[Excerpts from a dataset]
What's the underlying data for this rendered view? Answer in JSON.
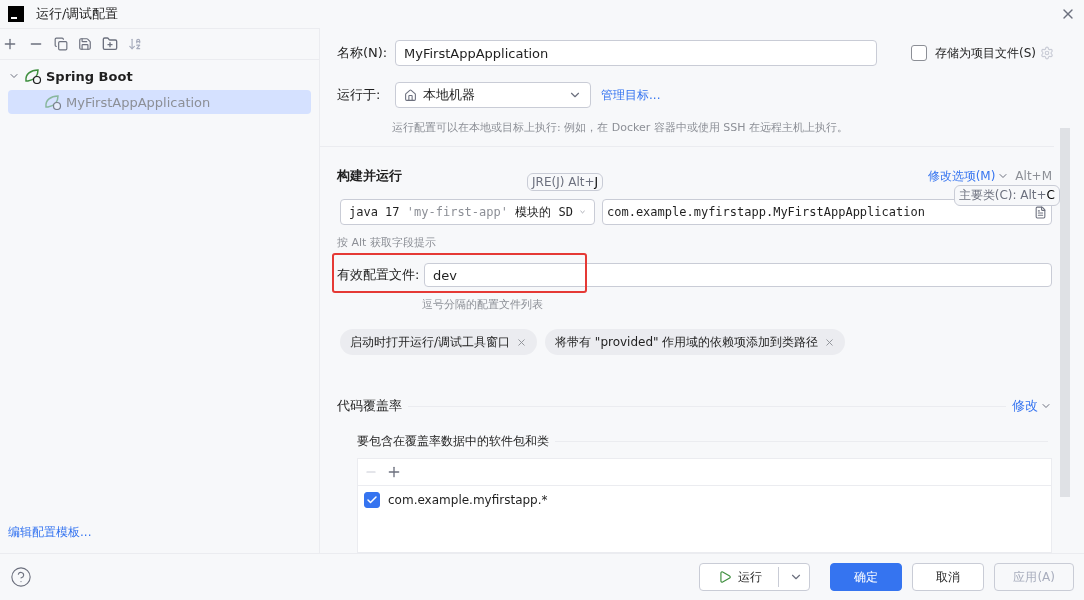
{
  "window": {
    "title": "运行/调试配置"
  },
  "sidebar": {
    "tree": [
      {
        "label": "Spring Boot",
        "expanded": true,
        "selected": false,
        "children": [
          {
            "label": "MyFirstAppApplication",
            "selected": true
          }
        ]
      }
    ],
    "template_link": "编辑配置模板..."
  },
  "form": {
    "name": {
      "label": "名称(N):",
      "value": "MyFirstAppApplication"
    },
    "store_as_project_file": {
      "label": "存储为项目文件(S)",
      "checked": false
    },
    "run_on": {
      "label": "运行于:",
      "value": "本地机器",
      "manage_link": "管理目标...",
      "hint": "运行配置可以在本地或目标上执行: 例如，在 Docker 容器中或使用 SSH 在远程主机上执行。"
    },
    "build_and_run": {
      "title": "构建并运行",
      "modify_options": "修改选项(M)",
      "modify_shortcut": "Alt+M",
      "jre": {
        "version": "java 17",
        "module": "'my-first-app'",
        "suffix": "模块的 SD",
        "tooltip": "JRE(J) Alt+**J**"
      },
      "main_class": {
        "value": "com.example.myfirstapp.MyFirstAppApplication",
        "tooltip": "主要类(C): Alt+**C**"
      },
      "alt_hint": "按 Alt 获取字段提示"
    },
    "profiles": {
      "label": "有效配置文件:",
      "value": "dev",
      "hint": "逗号分隔的配置文件列表",
      "highlighted": true
    },
    "options": [
      "启动时打开运行/调试工具窗口",
      "将带有 \"provided\" 作用域的依赖项添加到类路径"
    ],
    "coverage": {
      "title": "代码覆盖率",
      "modify": "修改",
      "subtitle": "要包含在覆盖率数据中的软件包和类",
      "packages": [
        {
          "pattern": "com.example.myfirstapp.*",
          "checked": true
        }
      ]
    }
  },
  "footer": {
    "buttons": [
      {
        "kind": "split",
        "label": "运行",
        "disabled": false
      },
      {
        "kind": "primary",
        "label": "确定",
        "disabled": false
      },
      {
        "kind": "normal",
        "label": "取消",
        "disabled": false
      },
      {
        "kind": "normal",
        "label": "应用(A)",
        "disabled": true
      }
    ]
  }
}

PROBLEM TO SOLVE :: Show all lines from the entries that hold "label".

FINISHED TASK ::
        "label": "Spring Boot",
            "label": "MyFirstAppApplication",
      "label": "名称(N):",
      "label": "存储为项目文件(S)",
      "label": "运行于:",
      "label": "有效配置文件:",
        "label": "运行",
        "label": "确定",
        "label": "取消",
        "label": "应用(A)",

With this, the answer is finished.